Thus, RPX has found a niche in the business of providing patent risk management services. The company identifies and purchases patent assets they deem of high value and then charges a fee to companies to have access to these patents for defensive purposes. Currently, the company owns about 4,900 U.S. and International patent assets. The model has thus far proved successful for the six-year old company with membership fees for companies ranging from about $65,000 to $6.9 million and expected revenues this year of around $256 million.

            Obviously, such fees are not practical for most all start-ups and entrepreneurs who rely on every cent to make their dreams a success, but recently RPX rolled out a line of lower cost insurance options. This includes patent litigation insurance premiums starting at $7,500 for $1 million in coverage. Unlike the company’s previous offerings, there's no limit as to the size of the company seeking coverage and RPX will even insure pre-revenue companies. This should prove advantageous for the entrepreneurial community as larger companies are much more willing to take on these NPEs leaving the smaller companies as vulnerable as ever.

            Thus, if you are a start-up (especially in the tech community) some form of litigation insurance may be another avenue to explore to secure your company’s position. It should go without saying, but there are many, many more terms, exceptions, and limitations involved with such insurance than those mentioned in this blog and other forms of protection may be available as well.

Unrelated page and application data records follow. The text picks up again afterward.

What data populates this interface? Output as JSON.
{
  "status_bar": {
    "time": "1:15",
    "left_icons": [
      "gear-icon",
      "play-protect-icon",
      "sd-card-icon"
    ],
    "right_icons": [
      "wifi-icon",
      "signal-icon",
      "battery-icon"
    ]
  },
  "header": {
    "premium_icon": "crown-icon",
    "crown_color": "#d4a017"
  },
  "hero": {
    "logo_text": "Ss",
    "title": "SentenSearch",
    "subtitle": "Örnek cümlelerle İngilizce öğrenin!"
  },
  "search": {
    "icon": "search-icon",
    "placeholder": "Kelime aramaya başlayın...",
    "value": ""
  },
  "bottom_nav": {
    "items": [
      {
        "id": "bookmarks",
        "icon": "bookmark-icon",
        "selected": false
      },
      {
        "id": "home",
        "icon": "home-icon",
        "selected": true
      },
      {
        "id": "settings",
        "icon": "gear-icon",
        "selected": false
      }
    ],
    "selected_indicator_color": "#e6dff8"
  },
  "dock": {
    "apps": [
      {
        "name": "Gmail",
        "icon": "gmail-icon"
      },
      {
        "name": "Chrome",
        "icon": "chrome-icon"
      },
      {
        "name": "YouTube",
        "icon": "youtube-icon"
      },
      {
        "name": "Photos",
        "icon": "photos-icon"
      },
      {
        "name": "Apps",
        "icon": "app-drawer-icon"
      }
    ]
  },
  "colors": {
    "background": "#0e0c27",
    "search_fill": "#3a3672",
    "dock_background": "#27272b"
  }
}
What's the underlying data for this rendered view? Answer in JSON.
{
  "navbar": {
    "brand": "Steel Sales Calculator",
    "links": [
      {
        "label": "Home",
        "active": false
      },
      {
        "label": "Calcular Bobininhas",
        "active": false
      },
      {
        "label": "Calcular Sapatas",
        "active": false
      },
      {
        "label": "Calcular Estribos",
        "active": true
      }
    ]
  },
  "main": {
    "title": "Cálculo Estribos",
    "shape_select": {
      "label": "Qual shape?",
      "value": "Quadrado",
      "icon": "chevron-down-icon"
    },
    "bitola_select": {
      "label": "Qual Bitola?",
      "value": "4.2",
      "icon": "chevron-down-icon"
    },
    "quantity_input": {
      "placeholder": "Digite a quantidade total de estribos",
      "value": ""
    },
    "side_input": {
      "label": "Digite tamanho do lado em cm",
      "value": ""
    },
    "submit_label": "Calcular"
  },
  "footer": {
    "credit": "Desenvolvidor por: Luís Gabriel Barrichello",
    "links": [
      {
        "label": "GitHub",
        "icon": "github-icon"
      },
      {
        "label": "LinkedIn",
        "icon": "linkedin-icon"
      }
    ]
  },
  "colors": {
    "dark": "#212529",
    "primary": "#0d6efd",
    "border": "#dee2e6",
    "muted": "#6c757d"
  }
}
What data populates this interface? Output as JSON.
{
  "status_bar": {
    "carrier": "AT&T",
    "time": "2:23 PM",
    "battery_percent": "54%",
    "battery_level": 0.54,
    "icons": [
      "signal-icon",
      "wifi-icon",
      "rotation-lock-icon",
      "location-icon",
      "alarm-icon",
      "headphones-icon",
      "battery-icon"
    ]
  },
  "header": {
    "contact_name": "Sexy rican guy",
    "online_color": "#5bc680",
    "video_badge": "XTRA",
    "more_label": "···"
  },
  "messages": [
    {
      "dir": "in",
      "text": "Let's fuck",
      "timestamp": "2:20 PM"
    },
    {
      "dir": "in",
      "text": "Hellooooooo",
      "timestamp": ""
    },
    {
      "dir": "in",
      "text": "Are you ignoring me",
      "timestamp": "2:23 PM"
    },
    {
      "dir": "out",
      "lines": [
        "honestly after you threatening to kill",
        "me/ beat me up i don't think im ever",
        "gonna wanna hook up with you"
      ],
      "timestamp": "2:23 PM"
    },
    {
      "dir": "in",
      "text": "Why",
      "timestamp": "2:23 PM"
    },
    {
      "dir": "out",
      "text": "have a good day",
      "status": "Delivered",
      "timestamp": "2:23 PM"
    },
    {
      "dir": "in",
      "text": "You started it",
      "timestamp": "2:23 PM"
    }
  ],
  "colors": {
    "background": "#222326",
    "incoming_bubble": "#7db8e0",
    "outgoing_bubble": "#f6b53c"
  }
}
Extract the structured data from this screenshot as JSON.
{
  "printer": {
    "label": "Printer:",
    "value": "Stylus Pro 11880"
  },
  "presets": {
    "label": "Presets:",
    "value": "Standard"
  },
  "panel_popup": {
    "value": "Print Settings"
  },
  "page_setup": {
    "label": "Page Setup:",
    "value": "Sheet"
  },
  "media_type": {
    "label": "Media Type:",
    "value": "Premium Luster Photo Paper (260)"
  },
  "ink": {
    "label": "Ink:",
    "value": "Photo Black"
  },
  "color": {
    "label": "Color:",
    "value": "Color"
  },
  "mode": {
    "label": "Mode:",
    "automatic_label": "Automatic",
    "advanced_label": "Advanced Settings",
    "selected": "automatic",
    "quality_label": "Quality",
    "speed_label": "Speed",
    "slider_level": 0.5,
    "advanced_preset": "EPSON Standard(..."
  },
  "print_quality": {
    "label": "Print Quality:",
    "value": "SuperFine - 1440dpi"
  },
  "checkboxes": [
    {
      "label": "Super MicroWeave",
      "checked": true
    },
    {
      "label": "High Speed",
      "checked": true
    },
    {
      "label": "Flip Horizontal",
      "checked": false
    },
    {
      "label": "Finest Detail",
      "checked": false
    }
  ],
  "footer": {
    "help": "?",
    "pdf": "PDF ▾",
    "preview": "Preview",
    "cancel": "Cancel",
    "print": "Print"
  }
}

Overall, it seems the business community as a whole is taking a harder stance against the NPEs. Hopefully, this is another step in the right direction to help protect the innumerable start-ups and entrepreneurs working to establish themselves in the business community.